No matter what is being measured, it is critical that the measuring instrument chosen be capable of providing an accurate and repeatable measurement of whatever needs measuring. It sounds simple – – but isn’t. In general, the larger the scale the less accurate an instrument becomes. Let’s use weight as an example.
Weighing devices come in a vast array of sizes, shapes and capacities. A precision laboratory scale can usually weigh things down to a small fraction of a milligram. Such a scale can, for example, easily measure the weight of a single penny. In most cases the laboratory scale would also be able to measure the weight of at least several pennies. Assuming that all pennies are of approximately the same weight, it would be an easy matter to determine how many pennies were on the scale by dividing their total weight by the known weight of a single penny. Granted, the result of the division will not likely come out to be an exact integer but a little interpolation will tell you if there are 7, 8, or 12 pennies in the pile being weighed. Now, let’s say that instead of a few pennies we have several thousand pennies. Most precision laboratory scales are not capable of weighing thousands of pennies. So, instead, let’s assume we use a bathroom scale. The problem is that bathroom scale, although it is capable of weighing our several thousand pennies doesn’t give us a very accurate reading. If it is one of those scales with a spring and a dial you may be able to read it with an accuracy of plus or minus one pound (and that’s assuming that the scale is correctly calibrated). The best digital scale may read to an accuracy of plus or minus 1/10 of a pound and we all know that those scales, at least the ones in our Doctor’s offices, are subject to some real calibration problems. All of a sudden, our old scheme of dividing the total weight by that of a single penny to determine how many pennies there are altogether becomes pretty useless. We can get an approximate number but I don’t think any of us would place any bet that we would hit the number precisely.

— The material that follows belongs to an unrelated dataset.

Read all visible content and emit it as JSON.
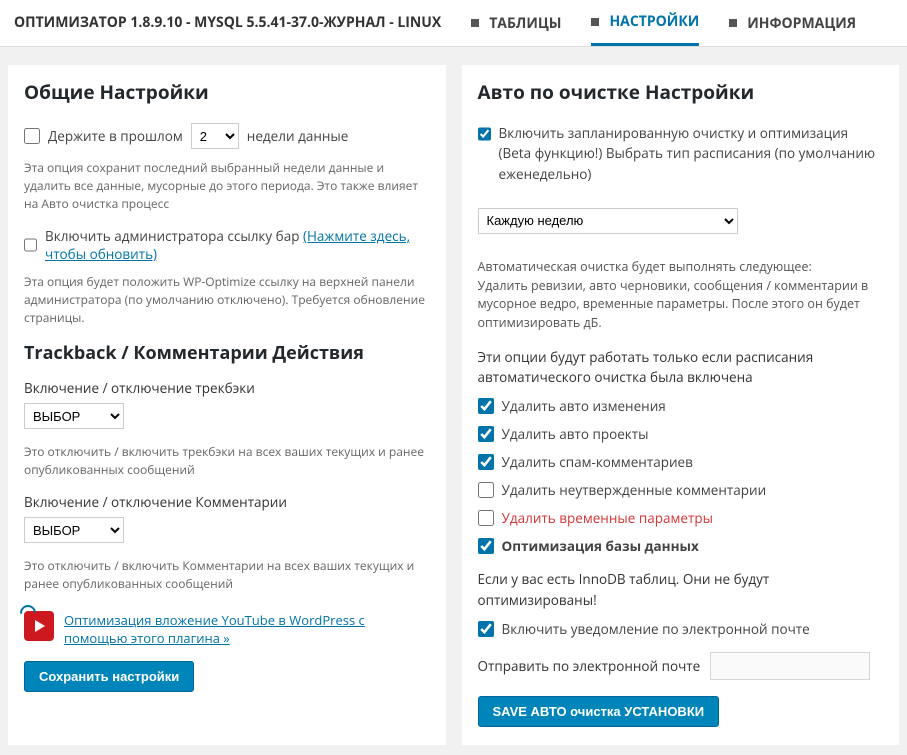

The same is true in whatever we measure. The larger the scale, the less accurate the measurement is. In most cases a measuring instrument’s rated accuracy is given as a percentage its total capacity or “full scale.” If a bathroom scale is capable of measuring 300 pounds and is accurate to 1% of its total scale then we know that we can expect that something that registers as 150 pounds on the scale may actually weigh anywhere from 147 to 153 pounds. Using a different, more sophisticated device with the same 300 pound maximum capacity but an accuracy of .01% of full scale would narrow the range of our 150 pound object to between 149.7 and 150.3 pounds. In either case, the 300 pound capacity scale would not be able to accurately weigh a single penny with sufficient accuracy to do that division thing described above.
Practical Demonstration – While standing on the bathroom scale (a digital one works best for this) start picking up pennies and putting them in your pocket. See how many pennies you have to put in your pocket before the scale jumps to the next number. Then pick up a bowling ball! The bathroom scale barely sees pennies but can, easily, detect a bowling ball in your pocket!
This basic example applies to any measuring task we undertake. A 50 foot tape measure is not appropriate for measuring a few 1000ths of an inch nor is it appropriate for measuring the distance to the moon. Those tasks require other instruments.
Finally, when taking measurements of any kind make sure you know the accuracy of the device being used and factor the possible inaccuracy into any conclusions drawn as a margin of error.
– FJF –